The three experts also explained the importance of senior leadership in promoting diversity and inclusion strategies. They noted that middle managers respond to a CEO that sets the tone from the top, or as Rita Mitjans described it, “walks the talk.” CEOs can set an example through the makeup of their leadership teams, by attending and engaging in diversity events, and collaborating middle management leads in the various resource groups.
“One thing we found to be very effective is to give those managers opportunities to talk about diversity and inclusion and how their BRG members within their teams are participating in the initiative in front of the CEO and the executive committee,” said Donna Johnson. “Middle managers want that exposure.”
Creating competition through measured goals can also help. Ranking aspects of the business quarterly, awakening the “natural competitive spirit,” encourages middle managers to work even harder at supporting the company’s approach to diversity and inclusion.
“It motivates people to improve because nobody wants to be on the report to the CEO that has them last,” said Wanga.
But if the consequences of not living up to diversity standards may be the stick, there should be carrots as well.
“We do have other mechanisms, including bringing people to things like this,” Wanga said, referring to the DiversityInc Top 50 Companies for Diversity event panel moderatedby DiversityInc COO Carolynn Johnson. “We usually try to fill up a couple of tables with middle managers and other people so they can come and learn, get a development experience, engage, meet other people.”

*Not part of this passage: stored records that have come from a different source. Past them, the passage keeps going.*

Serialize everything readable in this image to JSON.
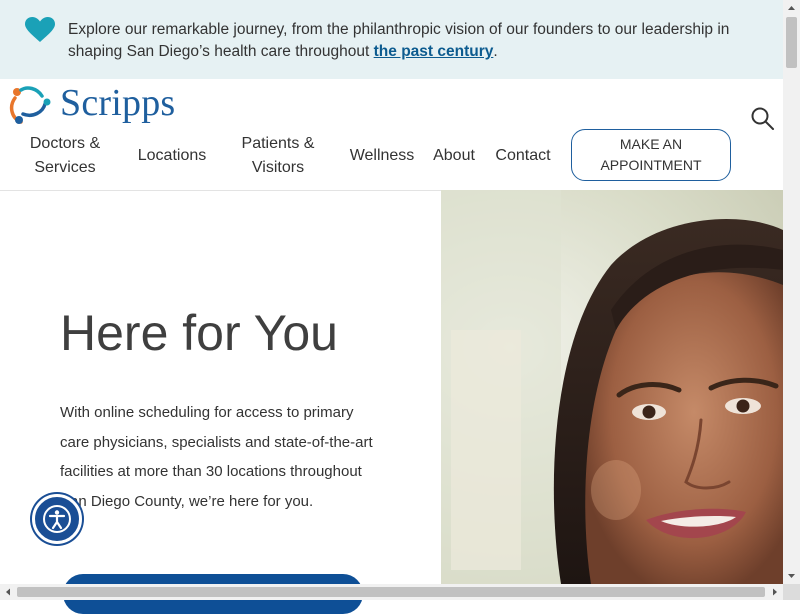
{
  "banner": {
    "text": "Explore our remarkable journey, from the philanthropic vision of our founders to our leadership in shaping San Diego’s health care throughout ",
    "link_text": "the past century",
    "trailing": ".",
    "icon": "heart-icon"
  },
  "header": {
    "logo_text": "Scripps",
    "search_icon": "search-icon",
    "nav": {
      "doctors_line1": "Doctors &",
      "doctors_line2": "Services",
      "locations": "Locations",
      "patients_line1": "Patients &",
      "patients_line2": "Visitors",
      "wellness": "Wellness",
      "about": "About",
      "contact": "Contact"
    },
    "appointment_line1": "MAKE AN",
    "appointment_line2": "APPOINTMENT"
  },
  "hero": {
    "title": "Here for You",
    "body": "With online scheduling for access to primary care physicians, specialists and state-of-the-art facilities at more than 30 locations throughout San Diego County, we’re here for you."
  },
  "colors": {
    "brand_blue": "#1f5f9e",
    "link_blue": "#0c5b8f",
    "heart_teal": "#1aa1b7",
    "banner_bg": "#e6f1f3",
    "cta_blue": "#0e4f96"
  }
}
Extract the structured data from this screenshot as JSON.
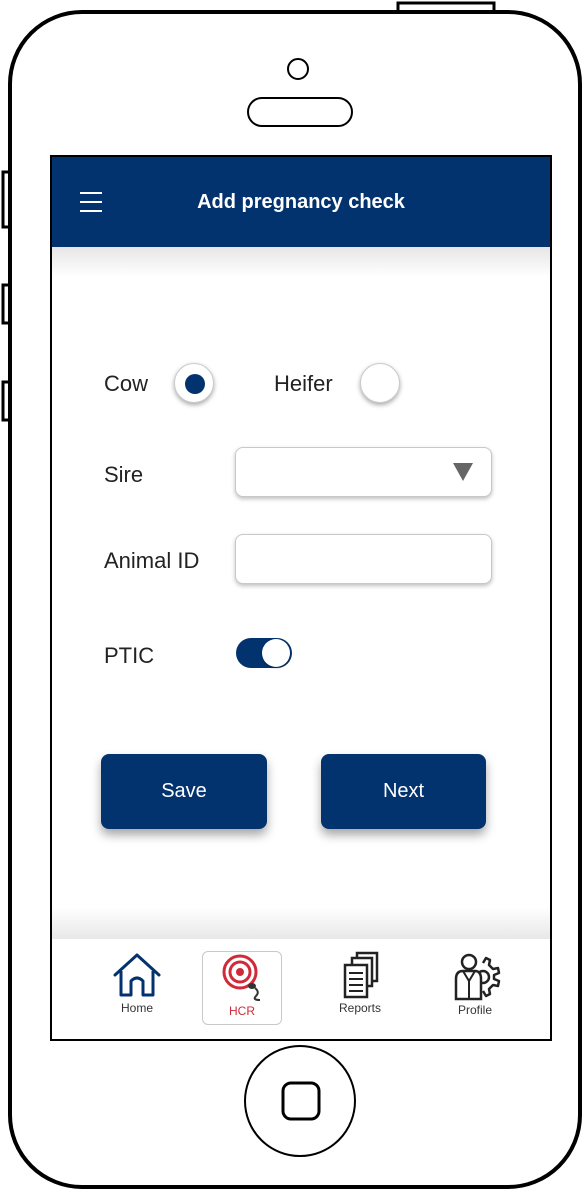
{
  "header": {
    "title": "Add pregnancy check",
    "menu_icon": "hamburger-menu-icon"
  },
  "form": {
    "animal_type": {
      "options": [
        "Cow",
        "Heifer"
      ],
      "selected": "Cow"
    },
    "sire": {
      "label": "Sire",
      "value": ""
    },
    "animal_id": {
      "label": "Animal ID",
      "value": ""
    },
    "ptic": {
      "label": "PTIC",
      "on": true
    }
  },
  "buttons": {
    "save": "Save",
    "next": "Next"
  },
  "nav": {
    "items": [
      {
        "label": "Home",
        "icon": "home-icon"
      },
      {
        "label": "HCR",
        "icon": "hcr-icon"
      },
      {
        "label": "Reports",
        "icon": "reports-icon"
      },
      {
        "label": "Profile",
        "icon": "profile-icon"
      }
    ],
    "active": "HCR"
  },
  "colors": {
    "primary": "#03336e",
    "accent": "#d02a3a"
  }
}
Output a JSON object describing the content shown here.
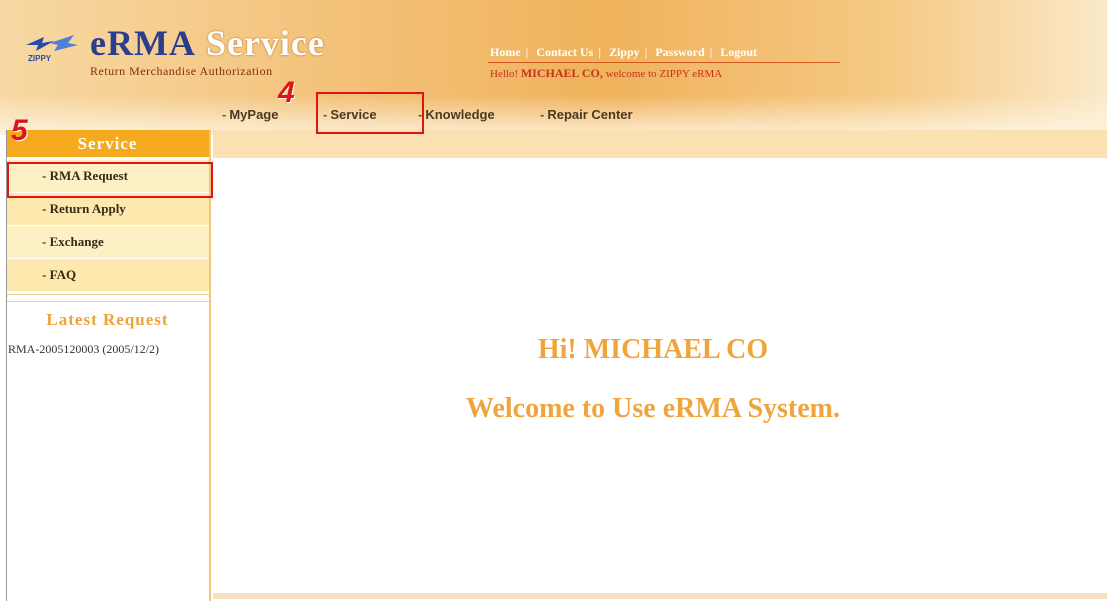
{
  "header": {
    "logo_title": "eRMA",
    "logo_title_service": "Service",
    "logo_subtitle": "Return Merchandise Authorization",
    "logo_badge": "ZIPPY",
    "links": [
      "Home",
      "Contact Us",
      "Zippy",
      "Password",
      "Logout"
    ],
    "greeting_prefix": "Hello!",
    "greeting_name": "MICHAEL CO,",
    "greeting_suffix": "welcome to ZIPPY eRMA"
  },
  "nav": {
    "items": [
      "MyPage",
      "Service",
      "Knowledge",
      "Repair Center"
    ]
  },
  "annotations": {
    "step4": "4",
    "step5": "5"
  },
  "sidebar": {
    "title": "Service",
    "items": [
      "RMA Request",
      "Return Apply",
      "Exchange",
      "FAQ"
    ],
    "latest_title": "Latest Request",
    "latest_item": "RMA-2005120003 (2005/12/2)"
  },
  "main": {
    "hi": "Hi! MICHAEL CO",
    "welcome": "Welcome to Use eRMA System."
  },
  "colors": {
    "accent": "#f5a91e",
    "annotation": "#e01414",
    "welcome_text": "#efa53d"
  }
}
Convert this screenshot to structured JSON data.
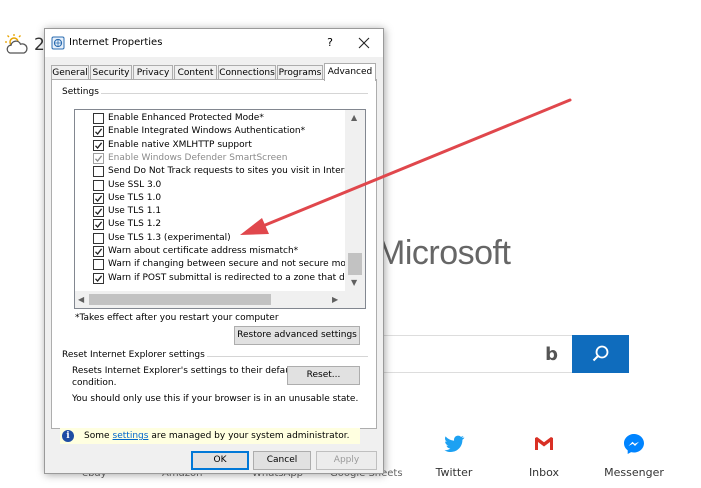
{
  "background": {
    "weather_text": "2",
    "logo_text": "Microsoft",
    "shortcuts": [
      {
        "label": "Twitter",
        "icon": "twitter-icon",
        "color": "#1da1f2"
      },
      {
        "label": "Inbox",
        "icon": "gmail-icon",
        "color": "#d93025"
      },
      {
        "label": "Messenger",
        "icon": "messenger-icon",
        "color": "#0084ff"
      }
    ],
    "search_button_color": "#0f6cbd",
    "cut_labels": [
      "ebay",
      "Amazon",
      "WhatsApp",
      "Google Sheets"
    ]
  },
  "dialog": {
    "title": "Internet Properties",
    "help_label": "?",
    "tabs": [
      "General",
      "Security",
      "Privacy",
      "Content",
      "Connections",
      "Programs",
      "Advanced"
    ],
    "active_tab": "Advanced",
    "settings_label": "Settings",
    "settings_items": [
      {
        "label": "Enable Enhanced Protected Mode*",
        "checked": false,
        "disabled": false
      },
      {
        "label": "Enable Integrated Windows Authentication*",
        "checked": true,
        "disabled": false
      },
      {
        "label": "Enable native XMLHTTP support",
        "checked": true,
        "disabled": false
      },
      {
        "label": "Enable Windows Defender SmartScreen",
        "checked": true,
        "disabled": true
      },
      {
        "label": "Send Do Not Track requests to sites you visit in Internet E",
        "checked": false,
        "disabled": false
      },
      {
        "label": "Use SSL 3.0",
        "checked": false,
        "disabled": false
      },
      {
        "label": "Use TLS 1.0",
        "checked": true,
        "disabled": false
      },
      {
        "label": "Use TLS 1.1",
        "checked": true,
        "disabled": false
      },
      {
        "label": "Use TLS 1.2",
        "checked": true,
        "disabled": false
      },
      {
        "label": "Use TLS 1.3 (experimental)",
        "checked": false,
        "disabled": false
      },
      {
        "label": "Warn about certificate address mismatch*",
        "checked": true,
        "disabled": false
      },
      {
        "label": "Warn if changing between secure and not secure mode",
        "checked": false,
        "disabled": false
      },
      {
        "label": "Warn if POST submittal is redirected to a zone that does n",
        "checked": true,
        "disabled": false
      }
    ],
    "restart_note": "*Takes effect after you restart your computer",
    "restore_button": "Restore advanced settings",
    "reset_group_label": "Reset Internet Explorer settings",
    "reset_description_line1": "Resets Internet Explorer's settings to their default",
    "reset_description_line2": "condition.",
    "reset_button": "Reset...",
    "unusable_note": "You should only use this if your browser is in an unusable state.",
    "info_prefix": "Some",
    "info_link": "settings",
    "info_suffix": "are managed by your system administrator.",
    "ok_button": "OK",
    "cancel_button": "Cancel",
    "apply_button": "Apply"
  },
  "colors": {
    "annotation_arrow": "#e0474c",
    "accent_blue": "#0078d7"
  }
}
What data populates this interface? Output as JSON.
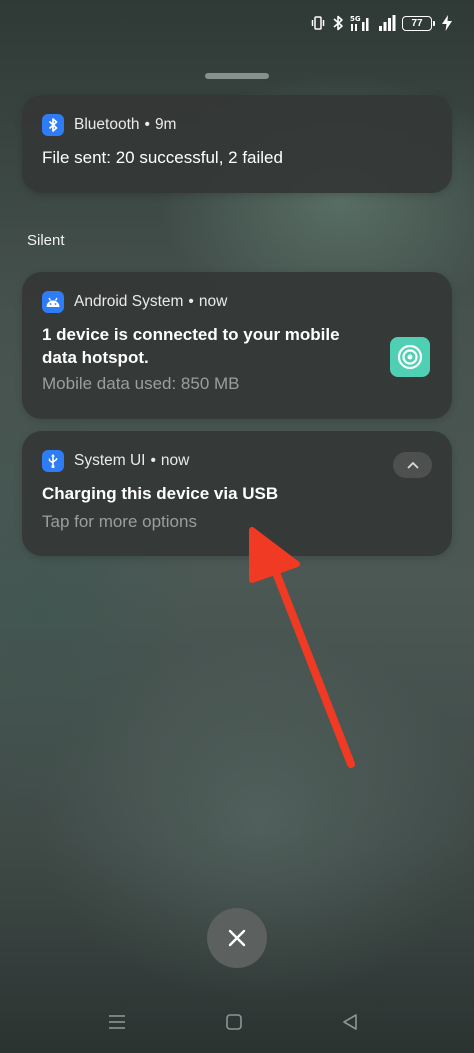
{
  "status_bar": {
    "battery_level": "77",
    "icons": [
      "vibrate-icon",
      "bluetooth-icon",
      "signal-5g-icon",
      "signal-bars-icon",
      "battery-icon",
      "charging-bolt-icon"
    ]
  },
  "notifications": {
    "bluetooth": {
      "app_name": "Bluetooth",
      "separator": "•",
      "time": "9m",
      "title": "File sent: 20 successful, 2 failed",
      "icon": "bluetooth-icon"
    },
    "section_label": "Silent",
    "android_system": {
      "app_name": "Android System",
      "separator": "•",
      "time": "now",
      "title": "1 device is connected to your mobile data hotspot.",
      "subtitle": "Mobile data used: 850 MB",
      "icon": "android-icon",
      "thumbnail_icon": "hotspot-icon"
    },
    "system_ui": {
      "app_name": "System UI",
      "separator": "•",
      "time": "now",
      "title": "Charging this device via USB",
      "subtitle": "Tap for more options",
      "icon": "usb-icon",
      "expand_icon": "chevron-up-icon"
    }
  },
  "controls": {
    "clear_all_icon": "close-icon"
  },
  "nav": {
    "icons": [
      "menu-icon",
      "home-icon",
      "back-icon"
    ]
  },
  "colors": {
    "app_icon_blue": "#2e7cf6",
    "hotspot_teal": "#4fd0b4",
    "arrow_red": "#f03a24",
    "card_bg": "#343736"
  }
}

The final takeaway is to make sure middle managers are involved and driving the process. Donna Johnson described creating titles, like strategic advisors, to identify a high potential to lead business resource groups. Involvement and measurable goals go a long way toward strengthening the middle management efforts in diversity.
But all of these strategies only prove effective if an educated team strives for those diversity goals to be achieved.
“Inclusion only works by educating people on understanding the things getting in the way of an inclusive environment. Diversity is the mix. Inclusion is making the mix work,” Wanga said. “My 9-year-old nephew would say it’s the box of crayons and the pretty picture, and the box of crayons by itself doesn’t make the pretty picture. Somebody has to apply some skill.”